|Illustrative image (Photo: VNA)
The region comprises An Giang, Bac Lieu, Ca Mau, Kien Giang, Soc Trang, and Hau Giang provinces.
In Ca Mau, more than 43,580ha of forests in the U Minh Ha National Park, Hon Khoai and Hon Chuoi islands face the fourth and fifth fire warning levels.
If the current weather continues, the warning level for all forests in U Minh Ha, Hon Khoai and Hon Chuoi islands will rise to five, the highest, according to the province Forest Protection Sub-department.
In An Giang, the threat is at level five for 7,000ha of its 17,000ha of forests, mostly in Thoai Son, Tri Ton and Tinh Bien districts and Chau Doc city, according to the Forest Protection Sub-department.
Early this month a fire damaged six hectares of forest on Cam Mountain in Tinh Bien district.
Kien Giang province has had six forest fires caused by people burning fields since the beginning of the dry season, which damaged dozens of hectares.
It has more than 41,500ha facing a high threat of fires, according to its Department of Agriculture and Rural Development.
Hoang Van Tuan, deputy director of the department, said the threat would continue to escalate because of the lack of water and heat.
All forests on Phu Quoc island face warning level five, he said, adding that the dry sedge fields in Giang Thanh district are susceptible to fire.
Before the dry season began authorities in the delta, which comprises Can Tho city and 12 provinces, took several measures like buying firefighting facilities and storing water in forests. They also made fire breaks in forests, built more watch towers and closed down forests with high warning levels.
An Giang has a number of plans to protect forests. Its rangers and communes have disseminated information about forest fire prevention and control and have installed firefighting facilities.
Truong Minh Hung, deputy head of its Forest Protection Sub-department, said: “The sub-department … regularly monitors forest fire - prone areas.”
Ca Mau province has 337 officials working around the clock in forests and mobilised nearly 2,000 members of the public for firefighting.
Le Van Hai, head of its Forest Protection Sub-department, said the province had built dams and closed sluices to store water in forests.
It had organised training courses in preventing and controlling forest fires for forest owners, bought more firefighting facilities and upgraded and built new watch towers, he added.
The delta has 347,000ha of mangrove forests, cajuput forests, bird sanctuaries, and nature reserves. The forests play an important role in the delta’s socio-economic development, ecology and tourism.

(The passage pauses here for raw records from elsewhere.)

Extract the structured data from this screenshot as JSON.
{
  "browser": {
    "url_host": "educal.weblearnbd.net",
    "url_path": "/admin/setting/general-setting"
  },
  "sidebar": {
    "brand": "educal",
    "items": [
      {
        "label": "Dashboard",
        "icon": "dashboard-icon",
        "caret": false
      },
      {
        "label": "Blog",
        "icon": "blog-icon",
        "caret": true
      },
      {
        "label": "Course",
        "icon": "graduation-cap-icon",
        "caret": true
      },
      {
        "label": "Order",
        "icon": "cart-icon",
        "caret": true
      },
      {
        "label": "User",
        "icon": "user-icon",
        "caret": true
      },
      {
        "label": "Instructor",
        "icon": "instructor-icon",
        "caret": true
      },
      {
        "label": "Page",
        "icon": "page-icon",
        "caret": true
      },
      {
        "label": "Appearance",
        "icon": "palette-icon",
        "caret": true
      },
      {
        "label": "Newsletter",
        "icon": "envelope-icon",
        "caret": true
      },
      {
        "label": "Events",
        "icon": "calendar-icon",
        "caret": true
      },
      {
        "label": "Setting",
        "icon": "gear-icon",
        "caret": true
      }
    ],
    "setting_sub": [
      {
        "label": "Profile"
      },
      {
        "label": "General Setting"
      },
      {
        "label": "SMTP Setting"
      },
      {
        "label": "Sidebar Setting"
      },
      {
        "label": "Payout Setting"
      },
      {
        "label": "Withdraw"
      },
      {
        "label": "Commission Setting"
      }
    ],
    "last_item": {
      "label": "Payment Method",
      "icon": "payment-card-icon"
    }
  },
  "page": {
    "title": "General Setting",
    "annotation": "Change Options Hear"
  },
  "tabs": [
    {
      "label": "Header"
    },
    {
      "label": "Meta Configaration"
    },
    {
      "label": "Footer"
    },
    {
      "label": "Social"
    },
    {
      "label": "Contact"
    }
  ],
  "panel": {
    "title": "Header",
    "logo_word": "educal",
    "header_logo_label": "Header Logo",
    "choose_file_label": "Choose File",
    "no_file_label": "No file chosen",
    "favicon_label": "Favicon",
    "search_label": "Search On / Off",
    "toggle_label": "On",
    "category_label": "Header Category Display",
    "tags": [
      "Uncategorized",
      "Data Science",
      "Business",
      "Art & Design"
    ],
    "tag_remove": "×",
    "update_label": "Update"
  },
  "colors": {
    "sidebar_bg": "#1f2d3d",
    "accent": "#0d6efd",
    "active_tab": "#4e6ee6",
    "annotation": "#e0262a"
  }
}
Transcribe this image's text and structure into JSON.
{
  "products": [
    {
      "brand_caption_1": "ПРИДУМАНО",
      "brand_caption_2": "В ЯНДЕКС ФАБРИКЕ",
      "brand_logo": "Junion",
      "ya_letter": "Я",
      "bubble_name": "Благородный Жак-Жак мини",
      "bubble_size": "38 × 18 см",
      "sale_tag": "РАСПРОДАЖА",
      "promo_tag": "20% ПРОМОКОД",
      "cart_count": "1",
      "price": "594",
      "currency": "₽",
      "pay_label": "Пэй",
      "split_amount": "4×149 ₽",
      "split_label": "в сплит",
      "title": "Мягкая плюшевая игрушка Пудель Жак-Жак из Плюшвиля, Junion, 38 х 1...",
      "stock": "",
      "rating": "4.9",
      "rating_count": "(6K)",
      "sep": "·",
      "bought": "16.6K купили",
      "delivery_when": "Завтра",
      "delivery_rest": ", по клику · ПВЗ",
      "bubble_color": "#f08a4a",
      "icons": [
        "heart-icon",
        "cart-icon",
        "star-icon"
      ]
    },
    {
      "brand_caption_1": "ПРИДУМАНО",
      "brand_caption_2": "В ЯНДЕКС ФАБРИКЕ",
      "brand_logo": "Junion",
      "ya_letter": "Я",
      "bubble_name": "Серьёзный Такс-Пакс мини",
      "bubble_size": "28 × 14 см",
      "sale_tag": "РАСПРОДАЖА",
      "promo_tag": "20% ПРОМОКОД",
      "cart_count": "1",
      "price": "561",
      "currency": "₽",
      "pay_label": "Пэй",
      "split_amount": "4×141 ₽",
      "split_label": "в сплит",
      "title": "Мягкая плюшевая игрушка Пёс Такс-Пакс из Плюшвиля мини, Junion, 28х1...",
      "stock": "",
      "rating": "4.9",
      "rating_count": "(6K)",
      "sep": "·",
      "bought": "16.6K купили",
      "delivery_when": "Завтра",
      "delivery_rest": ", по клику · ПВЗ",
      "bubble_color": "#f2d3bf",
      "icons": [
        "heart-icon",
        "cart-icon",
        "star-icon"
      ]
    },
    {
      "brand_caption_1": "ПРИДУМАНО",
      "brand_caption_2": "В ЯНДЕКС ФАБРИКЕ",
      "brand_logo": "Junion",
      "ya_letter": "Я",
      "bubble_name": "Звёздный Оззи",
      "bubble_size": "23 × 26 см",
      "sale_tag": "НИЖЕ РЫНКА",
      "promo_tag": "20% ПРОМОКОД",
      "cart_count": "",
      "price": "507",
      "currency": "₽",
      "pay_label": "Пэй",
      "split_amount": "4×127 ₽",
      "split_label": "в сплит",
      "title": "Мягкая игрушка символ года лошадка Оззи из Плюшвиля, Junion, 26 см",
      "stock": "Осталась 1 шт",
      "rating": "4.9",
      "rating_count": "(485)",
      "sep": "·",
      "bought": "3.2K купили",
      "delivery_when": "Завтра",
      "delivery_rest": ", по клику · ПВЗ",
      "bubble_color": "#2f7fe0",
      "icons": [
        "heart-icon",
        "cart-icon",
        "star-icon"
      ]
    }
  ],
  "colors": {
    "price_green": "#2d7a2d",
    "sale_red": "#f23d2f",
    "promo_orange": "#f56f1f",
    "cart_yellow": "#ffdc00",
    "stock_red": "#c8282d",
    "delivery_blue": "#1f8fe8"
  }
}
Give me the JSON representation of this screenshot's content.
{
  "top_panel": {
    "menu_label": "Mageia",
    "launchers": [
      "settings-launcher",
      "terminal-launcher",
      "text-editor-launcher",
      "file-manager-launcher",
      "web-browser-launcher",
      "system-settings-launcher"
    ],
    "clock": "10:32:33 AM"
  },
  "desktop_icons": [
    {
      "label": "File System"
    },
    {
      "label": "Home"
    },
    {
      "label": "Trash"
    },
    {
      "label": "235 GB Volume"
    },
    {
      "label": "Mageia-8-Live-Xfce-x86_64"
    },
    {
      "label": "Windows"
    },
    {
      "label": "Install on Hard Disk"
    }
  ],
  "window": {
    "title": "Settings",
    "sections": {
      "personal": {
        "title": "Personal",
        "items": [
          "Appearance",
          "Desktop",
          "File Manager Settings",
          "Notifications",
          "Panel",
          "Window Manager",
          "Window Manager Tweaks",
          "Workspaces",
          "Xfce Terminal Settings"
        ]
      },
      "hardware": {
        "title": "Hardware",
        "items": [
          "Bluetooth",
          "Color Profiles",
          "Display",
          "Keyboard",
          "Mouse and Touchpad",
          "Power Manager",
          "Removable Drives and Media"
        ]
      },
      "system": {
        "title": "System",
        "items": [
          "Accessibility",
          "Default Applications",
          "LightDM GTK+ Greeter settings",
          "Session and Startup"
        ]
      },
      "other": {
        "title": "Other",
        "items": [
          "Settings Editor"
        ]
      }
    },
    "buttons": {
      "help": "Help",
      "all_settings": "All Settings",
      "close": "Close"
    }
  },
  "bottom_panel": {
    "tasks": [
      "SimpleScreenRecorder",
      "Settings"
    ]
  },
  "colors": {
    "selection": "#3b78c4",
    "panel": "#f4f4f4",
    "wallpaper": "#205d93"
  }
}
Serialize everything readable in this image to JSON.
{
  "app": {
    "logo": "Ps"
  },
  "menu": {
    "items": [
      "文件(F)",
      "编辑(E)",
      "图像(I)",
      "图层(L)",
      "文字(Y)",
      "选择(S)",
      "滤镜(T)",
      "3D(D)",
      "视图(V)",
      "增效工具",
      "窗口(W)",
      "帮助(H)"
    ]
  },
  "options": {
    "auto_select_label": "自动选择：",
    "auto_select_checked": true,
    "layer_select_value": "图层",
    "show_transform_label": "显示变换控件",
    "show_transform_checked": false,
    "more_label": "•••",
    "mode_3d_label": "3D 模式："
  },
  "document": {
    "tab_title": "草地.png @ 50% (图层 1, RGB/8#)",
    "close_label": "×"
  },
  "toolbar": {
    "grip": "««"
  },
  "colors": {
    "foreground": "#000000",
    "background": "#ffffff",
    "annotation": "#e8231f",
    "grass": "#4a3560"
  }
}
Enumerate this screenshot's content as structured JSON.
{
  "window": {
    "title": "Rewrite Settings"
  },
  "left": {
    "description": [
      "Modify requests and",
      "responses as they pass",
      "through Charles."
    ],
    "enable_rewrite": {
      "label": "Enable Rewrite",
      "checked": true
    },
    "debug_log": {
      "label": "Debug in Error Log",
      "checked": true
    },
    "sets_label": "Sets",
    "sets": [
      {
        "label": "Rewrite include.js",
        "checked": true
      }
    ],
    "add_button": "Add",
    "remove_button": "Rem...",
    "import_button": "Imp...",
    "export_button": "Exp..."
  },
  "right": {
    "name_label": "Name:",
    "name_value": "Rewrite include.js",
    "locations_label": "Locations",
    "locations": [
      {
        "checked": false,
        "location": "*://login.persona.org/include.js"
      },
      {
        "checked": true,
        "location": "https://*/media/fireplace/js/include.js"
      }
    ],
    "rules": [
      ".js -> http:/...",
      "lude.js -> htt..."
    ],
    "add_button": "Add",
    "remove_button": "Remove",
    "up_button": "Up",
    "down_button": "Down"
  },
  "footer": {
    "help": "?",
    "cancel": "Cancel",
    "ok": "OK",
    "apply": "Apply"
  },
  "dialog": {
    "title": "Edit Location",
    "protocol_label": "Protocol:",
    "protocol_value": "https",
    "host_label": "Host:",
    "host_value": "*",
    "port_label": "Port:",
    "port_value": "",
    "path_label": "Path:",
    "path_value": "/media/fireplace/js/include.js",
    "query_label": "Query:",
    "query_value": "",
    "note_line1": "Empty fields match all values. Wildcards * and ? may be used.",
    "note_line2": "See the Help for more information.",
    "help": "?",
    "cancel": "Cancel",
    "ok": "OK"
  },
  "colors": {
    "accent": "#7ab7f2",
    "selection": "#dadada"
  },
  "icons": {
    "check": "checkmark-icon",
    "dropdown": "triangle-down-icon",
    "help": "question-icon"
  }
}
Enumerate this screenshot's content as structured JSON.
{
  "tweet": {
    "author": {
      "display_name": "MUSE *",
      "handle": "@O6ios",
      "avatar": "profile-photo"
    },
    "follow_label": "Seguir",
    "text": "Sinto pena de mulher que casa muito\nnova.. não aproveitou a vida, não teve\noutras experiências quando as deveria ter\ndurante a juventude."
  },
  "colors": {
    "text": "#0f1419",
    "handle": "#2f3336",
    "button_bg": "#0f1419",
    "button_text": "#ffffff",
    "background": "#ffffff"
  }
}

According to Tran Anh Thu, deputy chairman of the An Giang People’s Committee, the province’s forests are invaluable since they are linked to pilgrimages.
Tourism sites on Cam, Sam, Co To, and Tuong Mountains and in the Tra Su cajuput forest attract a large number of visitors.
To protect forests, delta authorities have allocated large areas to local residents for harvesting. This has both helped forests to develop and locals to earn a living and an incentive to protect them.
Tran Van Lun, who has received 4.8ha in Kien Giang’s An Minh District, said the forest provided him with his livelihood.
He earns around VND60 million (US$2,600) a year from harvesting wood, fish and crops he grows in the forest.
The delta provinces have afforested coastal areas in recent years to cope with climate change and prevent erosion.
Kien Giang is carrying out afforestation in 2016-20 to develop mangrove forests.
Nguyen Van Tam, director of its Department of Agriculture and Rural Development, said when the projects are completed, they would help mitigate coastal erosion and improve people’s lives.